A trip across the Mississippi River on the Algiers-Canal Street ferry would cost passengers $2 each way under a proposal by the company that manages the Regional Transit System as part of a planned takeover of the three New Orleans-area ferries.
Even with a fare for the 1.2 million riders who now travel by ferry for free each year, along with additional charges for vehicles on the Chalmette ferry, the system will likely require additional subsidies to be financially viable, RTA General Manager Justin Augustine said Monday. That would include both short-term funding for new ferries and other improvements, as well as a long-term infusion of public money to help defray the cost of their operation.
“I think that everybody has to understand the cost to manage and operate these services are predicated on our combined ability to garner public support for a fare structure that can help sustain the level of service that’s prudent,” said Augustine, an employee of Veolia, the company that runs the day-to-day operations of RTA. “Any additional services will be contingent on our ability to raise additional funding for that operation.”
While ferry supporters have argued a fare is necessary to sustain the system, some said Monday the amount under consideration might be too high for some who use the boats to commute from homes on the West Bank to jobs downtown.
“I think $2 is too high for our population,” said Fay Faron, founder of Friends of the Ferry.
The RTA board will hear details about Veolia’s proposal Thursday at a 2 p.m. meeting at RTA’s headquarters at 2817 Canal St.
In addition to the new charges for pedestrians on the Algiers ferry, the proposed new fare structure will also increase rates for vehicles on the Chalmette ferry.
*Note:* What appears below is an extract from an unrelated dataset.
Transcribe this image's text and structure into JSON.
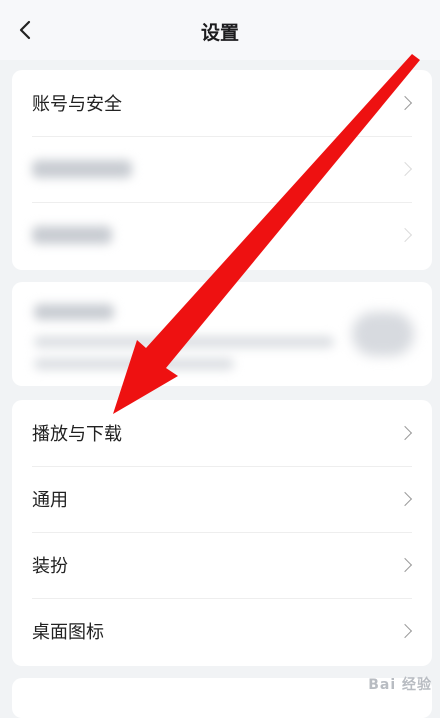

Motorists are now charged $1 per vehicle but under the proposal that would increase to $2 for a vehicle and driver, plus an additional dollar for every passenger.
Augustine said officials are still evaluating whether to continue vehicle service on the Algiers route and have not yet determined how that would affect the fares. Switching to a pedestrian-only ferry on that route would allow the company to cut costs by buying cheaper, more efficient boats. Possible improvements to landings and barges are also being contemplated by the agency, he said.
“If you think about the economic impact of what those ferries are doing to that side of the river, its a tremendous asset to the businesses and residents on the West Bank,” Augustine said. Under the proposal, the Gretna ferry would remain out of service except during special events like Mardi Gras and various festivals, Augustine said.
The uncertainty over the fate of the ferries began last year, when they were divorced from the Crescent City Connection funding that had paid for them as part of the lead-up to a referendum over whether to extend tolls on the bridge. That referendum ultimately resulted in the end of the tolls. Officials initially sought to privatize the ferry, but found no firms interested in running the system.
That prompted a spate of legislation this year aimed at providing short-term funding for the system as well authorizing a public agency, such as RTA, to take over its operation. That deal includes state funds that, combined with federal money, could provide about $20 million to buy new boats and additional money to subsidize their operations until a deal was finalized, a process that is expected to take until the end of September.
But that money was not enough to fully fund the ferries, prompting the state Department of Transportation and Development to cut the Algiers route’s hours and officially discontinue service to Gretna on July 1. That was greeted with calls to put new fares in place by supporters of the system.
“This is an artery of the city and you can’t just cut it off,” Faron said. Ride New Orleans Executive Director Rachel Heiligman echoed Faron’s concerns that a $2 fare might be too much for lower-income workers who rely on the ferries to get across the river..
Both she and Faron suggested some sort of monthly pass similar to the one RTA already uses for its buses, which would provide a discount for those who regularly use the service.
Some sort of pass is being considered but the details have not yet been worked out, Augustine said.
The RTA is expected to set a public hearing date on the new fares on Thursday, the first step necessary to raise rates. After that hearing, the board would be able to sign off on the new fares and send them to the New Orleans City Council for its approval.
State Rep. Jeff Arnold, D-Algiers, said he was encouraged that RTA was ready to talk about fares.
“This is a positive sign that we can move in a direction,” said Arnold, one of the lawmakers involved in this year’s ferry legislation. But the takeover will likely not be the last time state officials have to deal with the ferry system. With the need for additional state funding, Augustine said he expects there will be more discussions in Baton Rouge.
“Clearly, we’re going back to the legislative process next year,” Augustine said.